7. Jesus had saved these men from a life of solitude among their own kind. They were brought back into the fellowship of Yahweh and now had access to the Word of God in the synagogue and the sacrifices for their forgiveness at the temple. All ten men believed Jesus, and by faith they went to the priest to hear the good news of their healing. One, however, was singled out for his faith, for he did not merely have faith in Jesus’ healing words but he had faith in Jesus as the Christ.
8. Not only did this leper receive Divine mercy in being healed from his disease, but he also received an even greater mercy, that of the Divine salvation that healed his separateness (Getrenntkeit) from his Creator. This leper, you see, was a Samaritan and in the eyes of the Jews he was no better than the pagan Greeks and Romans. What does a Samaritan know of covenant, faith, and salvation? Many of Jesus’ contemporary Jewish brethren would answer: Samaritans know nothing of such things.
9. Jesus entered the life of this Samaritan. He was a man doubly cursed as a Samaritan and as a leper, but Jesus came to this earth to save the outcast „announcing that the Samaritan’s cry for mercy was heard as a cry of faith and salvation has been granted“ (Just 652). He believed in Jesus not only as a great healer but also as an even greater Savior. Thus Jesus did not simply tell this Samaritan „Your faith has healed you.“, but more importantly He proclaimed to this Samaritan: »Your faith has saved you.«
10. The response of faith is worship.
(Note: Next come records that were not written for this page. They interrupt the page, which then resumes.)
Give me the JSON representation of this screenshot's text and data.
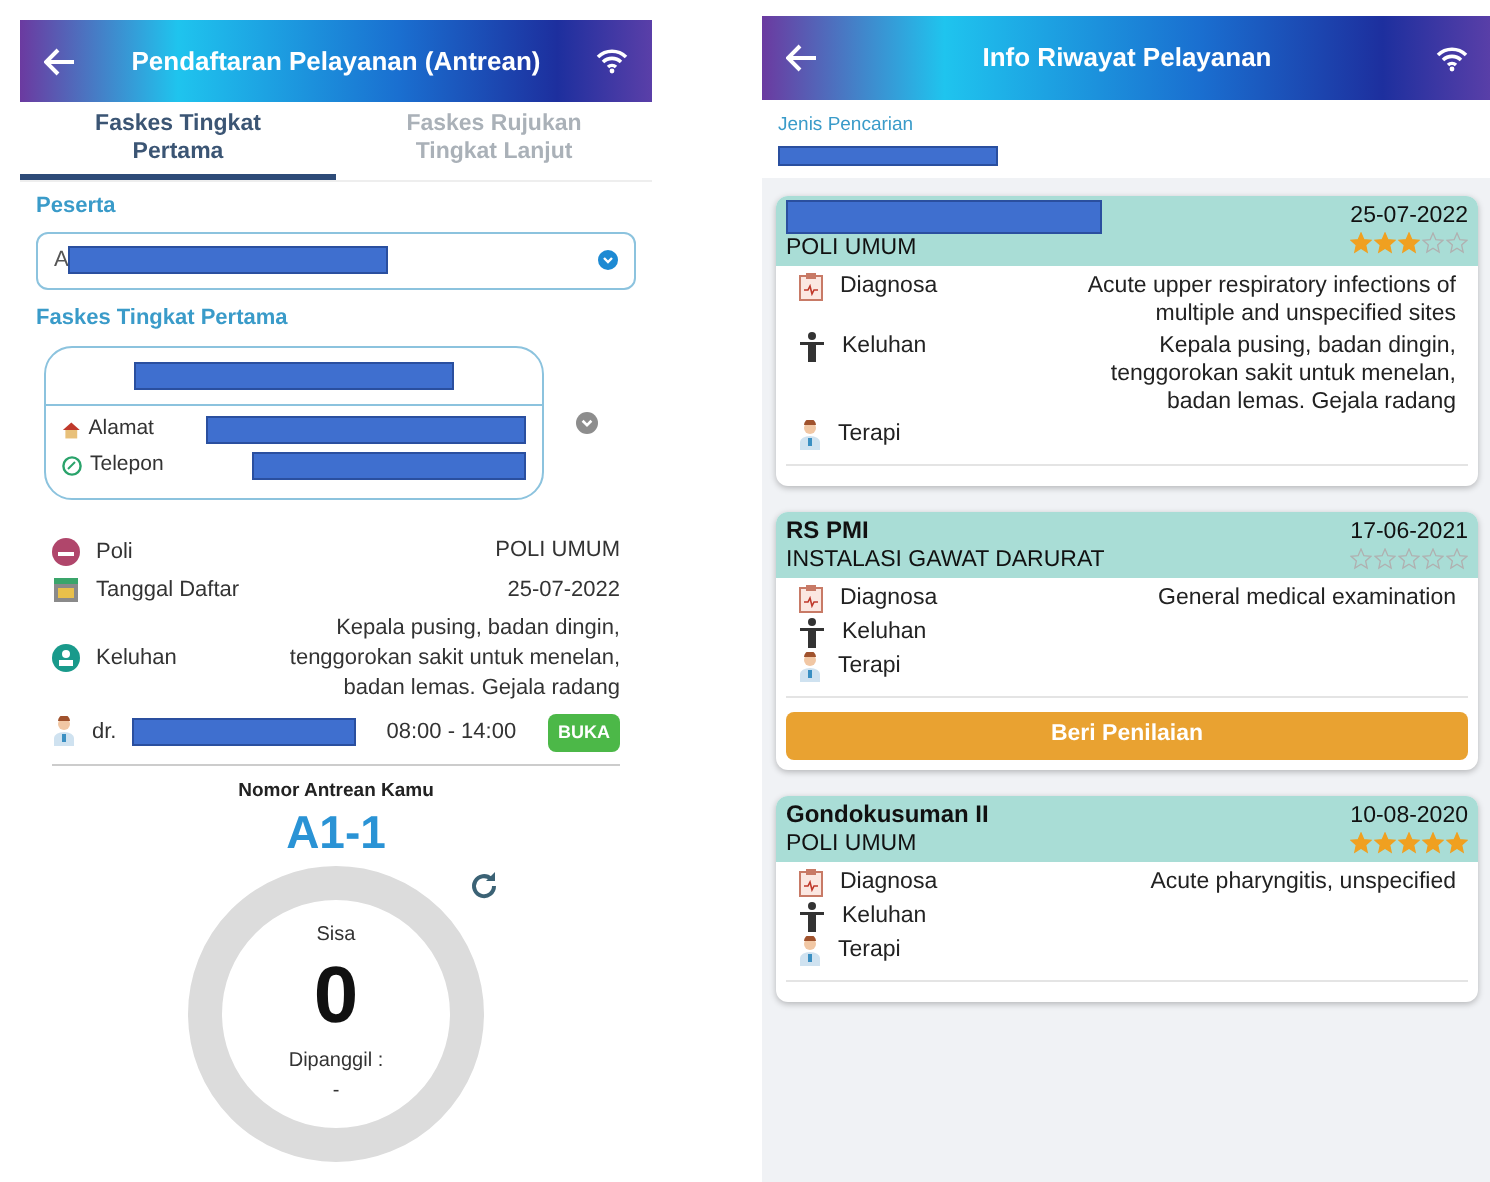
{
  "left_screen": {
    "header": {
      "title": "Pendaftaran Pelayanan (Antrean)"
    },
    "tabs": [
      {
        "label": "Faskes Tingkat Pertama",
        "selected": true
      },
      {
        "label": "Faskes Rujukan Tingkat Lanjut",
        "selected": false
      }
    ],
    "peserta": {
      "label": "Peserta",
      "value": "A"
    },
    "faskes": {
      "label": "Faskes Tingkat Pertama",
      "alamat_label": "Alamat",
      "telepon_label": "Telepon"
    },
    "details": [
      {
        "kind": "poli",
        "label": "Poli",
        "value": "POLI UMUM"
      },
      {
        "kind": "calendar",
        "label": "Tanggal Daftar",
        "value": "25-07-2022"
      },
      {
        "kind": "keluhan",
        "label": "Keluhan",
        "value": "Kepala pusing, badan dingin, tenggorokan sakit untuk menelan, badan lemas. Gejala radang"
      }
    ],
    "doctor": {
      "prefix": "dr.",
      "hours": "08:00 - 14:00",
      "status": "BUKA"
    },
    "queue": {
      "title": "Nomor Antrean Kamu",
      "number": "A1-1",
      "remaining_label": "Sisa",
      "remaining": "0",
      "called_label": "Dipanggil :",
      "called": "-"
    }
  },
  "right_screen": {
    "header": {
      "title": "Info Riwayat Pelayanan"
    },
    "search_label": "Jenis Pencarian",
    "records": [
      {
        "unit": "POLI UMUM",
        "date": "25-07-2022",
        "stars": 3,
        "rows": [
          {
            "kind": "diagnosa",
            "label": "Diagnosa",
            "value": "Acute upper respiratory infections of multiple and unspecified sites"
          },
          {
            "kind": "keluhan",
            "label": "Keluhan",
            "value": "Kepala pusing, badan dingin, tenggorokan sakit untuk menelan, badan lemas. Gejala radang"
          },
          {
            "kind": "terapi",
            "label": "Terapi"
          }
        ]
      },
      {
        "facility": "RS  PMI",
        "unit": "INSTALASI GAWAT DARURAT",
        "date": "17-06-2021",
        "stars": 0,
        "rows": [
          {
            "kind": "diagnosa",
            "label": "Diagnosa",
            "value": "General medical examination"
          },
          {
            "kind": "keluhan",
            "label": "Keluhan"
          },
          {
            "kind": "terapi",
            "label": "Terapi"
          }
        ],
        "button": "Beri Penilaian"
      },
      {
        "facility": "Gondokusuman II",
        "unit": "POLI UMUM",
        "date": "10-08-2020",
        "stars": 5,
        "rows": [
          {
            "kind": "diagnosa",
            "label": "Diagnosa",
            "value": "Acute pharyngitis, unspecified"
          },
          {
            "kind": "keluhan",
            "label": "Keluhan"
          },
          {
            "kind": "terapi",
            "label": "Terapi"
          }
        ]
      }
    ]
  }
}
The Samaritan leper took note of his healing, and he straightaway returned to Jesus to fall on his hands and knees with his face bowed to the ground. This is the Middle Eastern posture of worship, and with it he gave thanks to Jesus.
11. The Samaritan has exchanged one community for another. He went from a community of outcasts to the Christian community of the accepted, and from a community of death to a community of everlasting life. The Samaritan entered the Church community and by faith he became a fellow brother and sister.
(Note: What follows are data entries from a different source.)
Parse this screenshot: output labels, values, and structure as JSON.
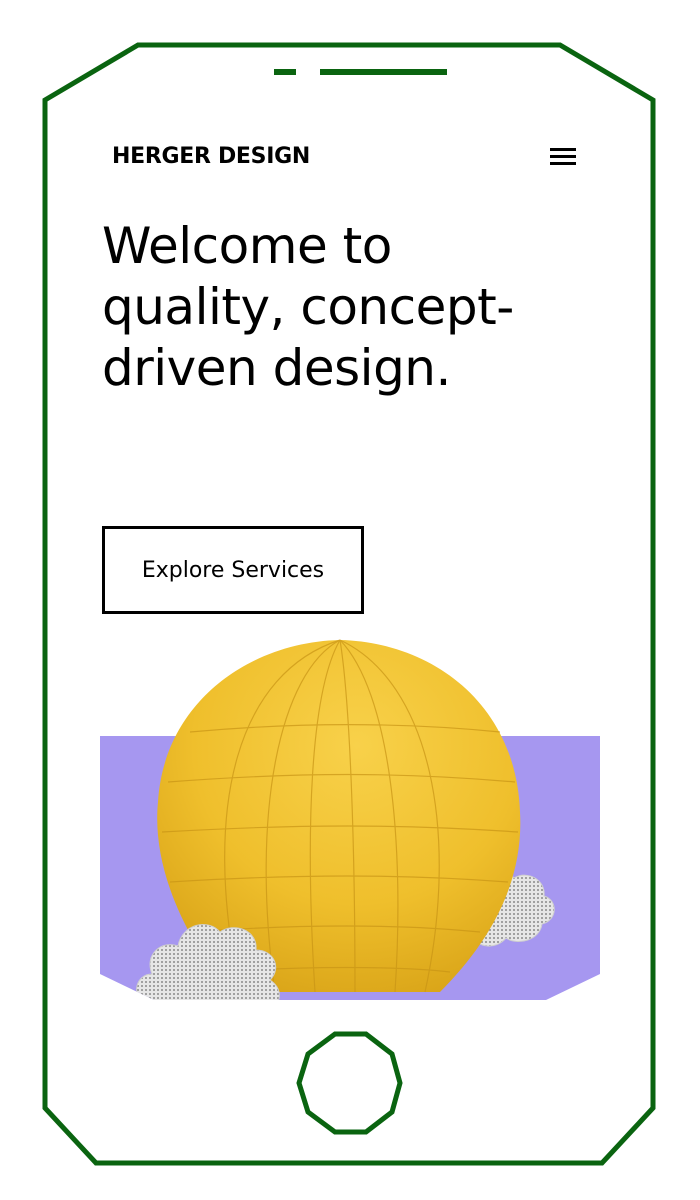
{
  "header": {
    "brand": "HERGER DESIGN",
    "menu_icon": "hamburger-menu-icon"
  },
  "hero": {
    "title": "Welcome to quality, concept-driven design.",
    "cta_label": "Explore Services",
    "image": "hot-air-balloon-with-clouds"
  },
  "colors": {
    "frame_green": "#0a6410",
    "background_band": "#a697f0",
    "balloon_yellow": "#f2c230",
    "text": "#000000"
  }
}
12. You are also a part of this Church community. Jesus had found you among a group of outcasts, called you to saving faith in Him, and in response you are here this morning to worship Him. What part of your life is in dire need of the Lord Jesus’ mercy? You know that He enters your midst to be gracious to you and to save you. He is concerned about your tribulations and your afflictions. By His Word He gives you the strength to endure what ails you or He removes it with His healing command. Cast all of your cares upon Him.
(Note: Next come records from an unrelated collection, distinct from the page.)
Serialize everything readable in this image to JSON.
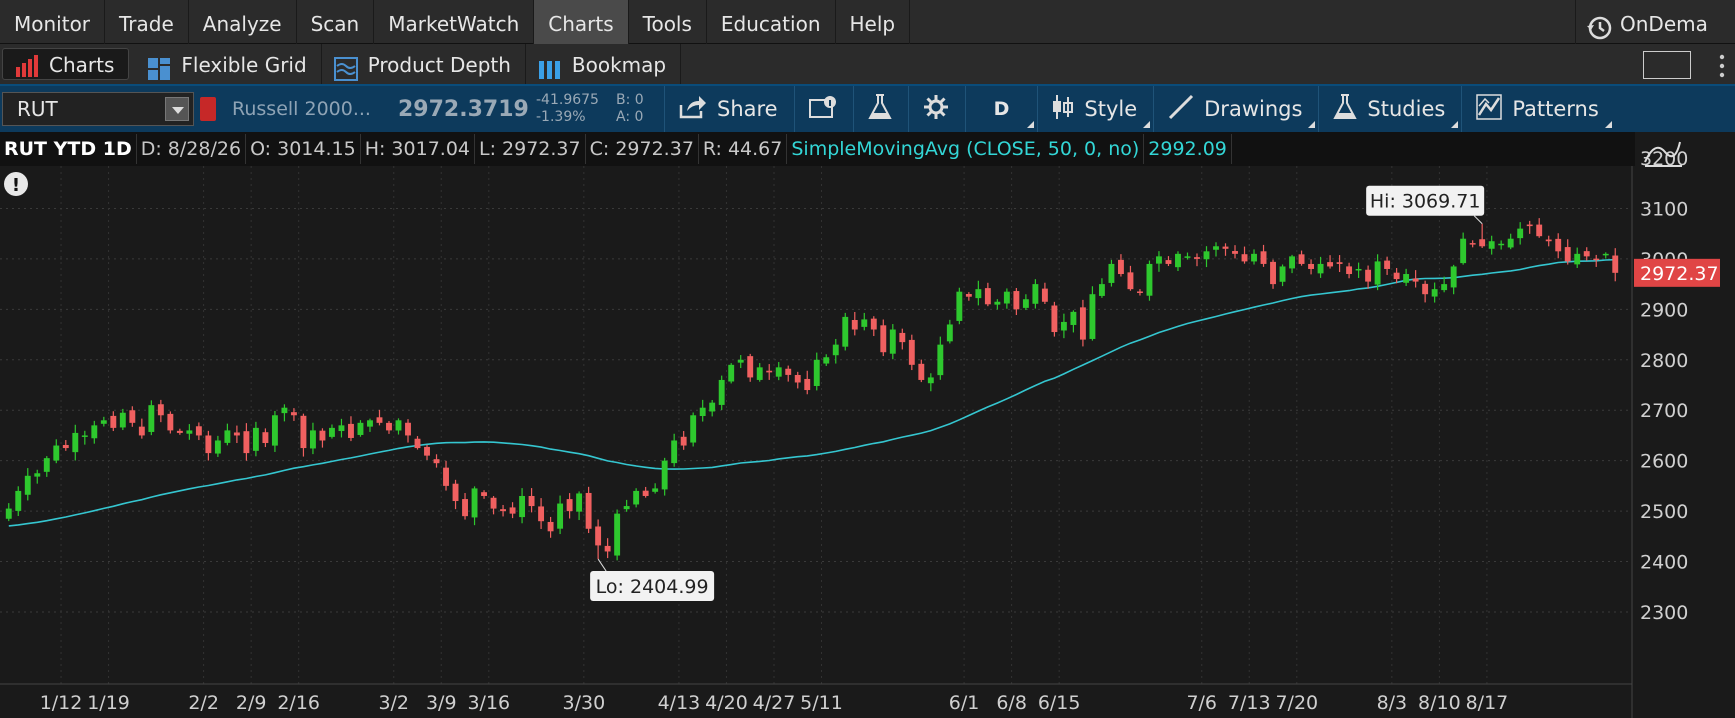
{
  "menu": {
    "items": [
      "Monitor",
      "Trade",
      "Analyze",
      "Scan",
      "MarketWatch",
      "Charts",
      "Tools",
      "Education",
      "Help"
    ],
    "active": "Charts",
    "ondemand_label": "OnDema"
  },
  "subtabs": {
    "items": [
      "Charts",
      "Flexible Grid",
      "Product Depth",
      "Bookmap"
    ]
  },
  "toolbar": {
    "symbol": "RUT",
    "description": "Russell 2000...",
    "last": "2972.3719",
    "net_change": "-41.9675",
    "pct_change": "-1.39%",
    "bid_size": "B: 0",
    "ask_size": "A: 0",
    "share_label": "Share",
    "period_label": "D",
    "style_label": "Style",
    "drawings_label": "Drawings",
    "studies_label": "Studies",
    "patterns_label": "Patterns"
  },
  "infobar": {
    "title": "RUT YTD 1D",
    "date": "D: 8/28/26",
    "open": "O: 3014.15",
    "high": "H: 3017.04",
    "low": "L: 2972.37",
    "close": "C: 2972.37",
    "range": "R: 44.67",
    "study": "SimpleMovingAvg (CLOSE, 50, 0, no)",
    "study_value": "2992.09"
  },
  "colors": {
    "up": "#2ec82e",
    "down": "#f06060",
    "sma": "#35c6d0",
    "background": "#1a1a1a",
    "price_tag": "#e04545"
  },
  "chart_data": {
    "type": "candlestick",
    "symbol": "RUT",
    "timeframe": "YTD 1D",
    "ylim": [
      2300,
      3200
    ],
    "y_ticks": [
      2300,
      2400,
      2500,
      2600,
      2700,
      2800,
      2900,
      3000,
      3100,
      3200
    ],
    "x_tick_labels": [
      "1/12",
      "1/19",
      "2/2",
      "2/9",
      "2/16",
      "3/2",
      "3/9",
      "3/16",
      "3/30",
      "4/13",
      "4/20",
      "4/27",
      "5/11",
      "6/1",
      "6/8",
      "6/15",
      "7/6",
      "7/13",
      "7/20",
      "8/3",
      "8/10",
      "8/17"
    ],
    "x_tick_positions": [
      6,
      11,
      21,
      26,
      31,
      41,
      46,
      51,
      61,
      71,
      76,
      81,
      86,
      101,
      106,
      111,
      126,
      131,
      136,
      146,
      151,
      156
    ],
    "closes": [
      2505,
      2540,
      2570,
      2575,
      2605,
      2630,
      2625,
      2655,
      2650,
      2670,
      2680,
      2665,
      2695,
      2675,
      2650,
      2710,
      2690,
      2660,
      2655,
      2660,
      2650,
      2615,
      2640,
      2660,
      2650,
      2615,
      2665,
      2635,
      2690,
      2705,
      2690,
      2625,
      2660,
      2640,
      2665,
      2670,
      2645,
      2675,
      2680,
      2675,
      2660,
      2680,
      2650,
      2625,
      2610,
      2595,
      2550,
      2520,
      2490,
      2545,
      2530,
      2505,
      2500,
      2495,
      2530,
      2510,
      2480,
      2460,
      2515,
      2500,
      2535,
      2465,
      2432,
      2420,
      2495,
      2510,
      2540,
      2530,
      2545,
      2600,
      2640,
      2630,
      2690,
      2705,
      2715,
      2760,
      2790,
      2800,
      2765,
      2785,
      2775,
      2785,
      2770,
      2755,
      2740,
      2800,
      2805,
      2830,
      2885,
      2860,
      2880,
      2860,
      2815,
      2860,
      2835,
      2790,
      2760,
      2765,
      2830,
      2870,
      2935,
      2925,
      2940,
      2910,
      2915,
      2935,
      2900,
      2920,
      2950,
      2915,
      2855,
      2875,
      2895,
      2840,
      2930,
      2950,
      2990,
      2970,
      2940,
      2935,
      2990,
      3005,
      2990,
      3010,
      3005,
      3000,
      3015,
      3025,
      3020,
      3010,
      2995,
      3010,
      2990,
      2950,
      2985,
      3005,
      2990,
      2980,
      2990,
      2985,
      2990,
      2970,
      2980,
      2955,
      2995,
      2980,
      2960,
      2970,
      2955,
      2930,
      2940,
      2950,
      2985,
      3040,
      3030,
      3025,
      3035,
      3030,
      3040,
      3060,
      3065,
      3045,
      3035,
      3015,
      2995,
      3010,
      3005,
      3000,
      3010,
      2972.37
    ],
    "sma50": {
      "name": "SimpleMovingAvg (CLOSE, 50, 0, no)",
      "last": 2992.09
    },
    "annotations": {
      "high": "Hi: 3069.71",
      "low": "Lo: 2404.99"
    },
    "last_price_tag": "2972.37"
  }
}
13. Go in peace, for your faith in Christ has saved you. Go in joy, for your faith assures you that Jesus is merciful to you. Go with a thankful heart, for Jesus is in your midst and is your Divine Providence. Amen.
14. Let us pray. O Christ Jesus, the Great Physician of our bodies and souls, as the report about You went abroad and great crowds gathered to hear You and to be saved from their iniquities, so may Your report spread from this house of worship and send the Holy Spirit to draw unto us men and women seeking and desiring salvation so that the gospel that is proclaimed here may be to them a message of healing and security.
One Message: Christ crucified and risen for you!
All Scriptural quotations are translations done by The Rev. Peter A. Bauernfeind using the Biblia Hebraica Stuttgartensia, 4th Edition © 1990 by the Deutsche Bibelgesellschaft, Stuttgart, the Novum Testamentum Graece, Nestle-Aland 27th Edition © 1993 by Deutsch Bibelgesellschaft, Stuttgart, and the New Testament Greek Manuscripts, Luke © 1995 by Reuben Joseph Swanson.
Just, Arthur A., Jr. Luke 9:51––24:53. Copyright © 1997 Concordia Publishing House.